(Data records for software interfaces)
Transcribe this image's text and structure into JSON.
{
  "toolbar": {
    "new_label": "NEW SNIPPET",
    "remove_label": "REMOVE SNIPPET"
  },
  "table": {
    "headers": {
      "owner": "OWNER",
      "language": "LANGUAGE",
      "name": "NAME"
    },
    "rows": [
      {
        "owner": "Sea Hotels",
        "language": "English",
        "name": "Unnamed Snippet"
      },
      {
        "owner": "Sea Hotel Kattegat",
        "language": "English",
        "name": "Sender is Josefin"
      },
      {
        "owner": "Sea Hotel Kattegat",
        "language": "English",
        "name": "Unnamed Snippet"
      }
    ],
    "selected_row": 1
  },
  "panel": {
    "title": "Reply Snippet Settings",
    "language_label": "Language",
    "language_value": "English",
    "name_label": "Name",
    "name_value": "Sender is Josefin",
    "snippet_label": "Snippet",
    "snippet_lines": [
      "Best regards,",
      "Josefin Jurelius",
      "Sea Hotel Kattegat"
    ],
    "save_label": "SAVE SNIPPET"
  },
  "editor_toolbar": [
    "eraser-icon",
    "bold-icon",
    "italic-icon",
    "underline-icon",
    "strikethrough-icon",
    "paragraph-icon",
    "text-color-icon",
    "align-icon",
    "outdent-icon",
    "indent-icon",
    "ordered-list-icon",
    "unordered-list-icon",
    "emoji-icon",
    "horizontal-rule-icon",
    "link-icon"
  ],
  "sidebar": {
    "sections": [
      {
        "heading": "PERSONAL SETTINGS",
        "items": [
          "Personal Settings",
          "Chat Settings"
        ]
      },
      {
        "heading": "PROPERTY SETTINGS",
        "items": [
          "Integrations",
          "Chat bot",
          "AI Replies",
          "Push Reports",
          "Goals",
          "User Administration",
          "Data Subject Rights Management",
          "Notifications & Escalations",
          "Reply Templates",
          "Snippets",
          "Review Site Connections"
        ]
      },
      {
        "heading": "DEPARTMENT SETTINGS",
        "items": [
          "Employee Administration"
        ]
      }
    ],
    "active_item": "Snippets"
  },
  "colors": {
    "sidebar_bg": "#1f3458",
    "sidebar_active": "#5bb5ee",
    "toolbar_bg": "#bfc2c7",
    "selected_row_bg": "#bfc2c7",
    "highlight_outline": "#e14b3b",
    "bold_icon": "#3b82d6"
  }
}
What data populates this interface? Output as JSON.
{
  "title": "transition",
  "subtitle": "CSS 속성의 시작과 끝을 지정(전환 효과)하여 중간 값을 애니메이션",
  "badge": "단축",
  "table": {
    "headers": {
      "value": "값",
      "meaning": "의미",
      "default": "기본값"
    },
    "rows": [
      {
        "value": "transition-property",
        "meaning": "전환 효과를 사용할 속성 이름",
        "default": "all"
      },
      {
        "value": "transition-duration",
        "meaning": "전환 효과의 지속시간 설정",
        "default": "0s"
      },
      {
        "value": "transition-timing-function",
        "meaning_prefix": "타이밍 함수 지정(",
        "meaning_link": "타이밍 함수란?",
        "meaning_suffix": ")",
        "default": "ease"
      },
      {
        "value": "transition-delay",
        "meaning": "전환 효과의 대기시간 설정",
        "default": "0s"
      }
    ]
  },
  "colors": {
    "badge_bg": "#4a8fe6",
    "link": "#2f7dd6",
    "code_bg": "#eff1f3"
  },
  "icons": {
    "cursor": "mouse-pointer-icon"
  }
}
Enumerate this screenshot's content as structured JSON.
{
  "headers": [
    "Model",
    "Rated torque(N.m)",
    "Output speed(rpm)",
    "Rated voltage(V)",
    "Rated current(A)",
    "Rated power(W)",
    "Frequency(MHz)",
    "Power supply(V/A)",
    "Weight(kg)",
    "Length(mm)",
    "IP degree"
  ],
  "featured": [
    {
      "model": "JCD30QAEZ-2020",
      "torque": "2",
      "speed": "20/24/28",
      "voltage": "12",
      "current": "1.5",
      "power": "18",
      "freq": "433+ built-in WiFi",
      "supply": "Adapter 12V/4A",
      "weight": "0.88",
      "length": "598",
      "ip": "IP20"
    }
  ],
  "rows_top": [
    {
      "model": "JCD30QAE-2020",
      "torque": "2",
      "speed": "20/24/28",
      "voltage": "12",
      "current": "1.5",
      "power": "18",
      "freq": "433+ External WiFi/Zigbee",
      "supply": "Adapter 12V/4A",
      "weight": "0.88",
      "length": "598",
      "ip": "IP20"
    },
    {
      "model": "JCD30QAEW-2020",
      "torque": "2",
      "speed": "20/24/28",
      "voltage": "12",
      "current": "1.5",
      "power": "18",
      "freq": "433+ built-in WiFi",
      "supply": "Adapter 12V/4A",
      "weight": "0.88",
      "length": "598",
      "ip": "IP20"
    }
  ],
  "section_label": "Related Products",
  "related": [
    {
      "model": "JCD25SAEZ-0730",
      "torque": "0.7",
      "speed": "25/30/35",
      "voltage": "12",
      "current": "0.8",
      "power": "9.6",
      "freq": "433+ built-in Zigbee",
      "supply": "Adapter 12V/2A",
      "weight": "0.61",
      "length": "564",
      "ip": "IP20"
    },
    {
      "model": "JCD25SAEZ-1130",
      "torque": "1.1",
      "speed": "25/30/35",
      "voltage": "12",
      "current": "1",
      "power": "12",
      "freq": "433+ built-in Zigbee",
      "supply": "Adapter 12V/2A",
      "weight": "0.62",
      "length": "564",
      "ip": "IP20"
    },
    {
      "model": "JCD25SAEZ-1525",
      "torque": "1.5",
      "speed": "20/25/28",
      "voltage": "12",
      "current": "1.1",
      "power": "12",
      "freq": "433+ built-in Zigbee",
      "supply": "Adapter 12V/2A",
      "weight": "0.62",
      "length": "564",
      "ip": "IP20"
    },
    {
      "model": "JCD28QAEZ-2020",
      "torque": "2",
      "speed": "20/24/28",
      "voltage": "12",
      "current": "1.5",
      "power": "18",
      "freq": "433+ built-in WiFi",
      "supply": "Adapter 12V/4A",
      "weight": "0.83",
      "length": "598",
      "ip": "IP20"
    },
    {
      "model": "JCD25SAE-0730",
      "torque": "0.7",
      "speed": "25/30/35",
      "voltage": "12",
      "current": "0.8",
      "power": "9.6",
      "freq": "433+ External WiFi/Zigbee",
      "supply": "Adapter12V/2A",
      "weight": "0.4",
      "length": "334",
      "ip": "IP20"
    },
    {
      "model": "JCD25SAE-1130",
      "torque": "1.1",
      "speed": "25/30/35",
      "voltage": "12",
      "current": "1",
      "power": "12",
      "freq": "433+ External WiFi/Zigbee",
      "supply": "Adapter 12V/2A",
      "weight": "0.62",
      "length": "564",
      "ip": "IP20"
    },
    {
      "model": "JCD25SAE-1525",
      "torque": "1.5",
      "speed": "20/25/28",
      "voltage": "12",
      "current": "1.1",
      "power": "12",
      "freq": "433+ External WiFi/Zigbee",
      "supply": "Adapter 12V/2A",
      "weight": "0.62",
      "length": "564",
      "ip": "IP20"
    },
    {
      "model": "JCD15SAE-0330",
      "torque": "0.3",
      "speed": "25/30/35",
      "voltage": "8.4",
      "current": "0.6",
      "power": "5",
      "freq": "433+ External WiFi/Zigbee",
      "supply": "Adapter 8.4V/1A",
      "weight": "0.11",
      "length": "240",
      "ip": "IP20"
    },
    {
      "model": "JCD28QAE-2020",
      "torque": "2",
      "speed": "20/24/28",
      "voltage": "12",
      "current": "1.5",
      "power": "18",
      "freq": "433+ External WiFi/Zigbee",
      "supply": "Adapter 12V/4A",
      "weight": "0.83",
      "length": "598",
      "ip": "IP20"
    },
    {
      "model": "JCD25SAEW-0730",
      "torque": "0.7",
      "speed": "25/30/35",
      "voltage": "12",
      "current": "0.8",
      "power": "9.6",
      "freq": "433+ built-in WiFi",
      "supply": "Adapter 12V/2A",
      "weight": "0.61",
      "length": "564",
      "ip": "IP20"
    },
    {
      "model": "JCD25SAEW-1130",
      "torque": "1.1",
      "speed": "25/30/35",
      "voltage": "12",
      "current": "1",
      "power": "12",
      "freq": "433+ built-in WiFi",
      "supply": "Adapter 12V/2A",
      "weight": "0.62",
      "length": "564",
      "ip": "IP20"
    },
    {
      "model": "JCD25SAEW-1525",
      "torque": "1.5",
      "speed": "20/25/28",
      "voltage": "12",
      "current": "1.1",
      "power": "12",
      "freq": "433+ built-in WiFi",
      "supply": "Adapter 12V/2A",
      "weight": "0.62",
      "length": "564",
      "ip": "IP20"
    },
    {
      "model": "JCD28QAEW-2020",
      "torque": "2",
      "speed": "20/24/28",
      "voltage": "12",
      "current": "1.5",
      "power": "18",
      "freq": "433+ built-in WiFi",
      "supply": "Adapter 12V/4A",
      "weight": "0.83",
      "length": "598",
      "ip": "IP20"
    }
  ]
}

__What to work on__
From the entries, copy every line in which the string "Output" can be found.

__Task response__
What data populates this interface? Output as JSON.
    "Output speed(rpm)",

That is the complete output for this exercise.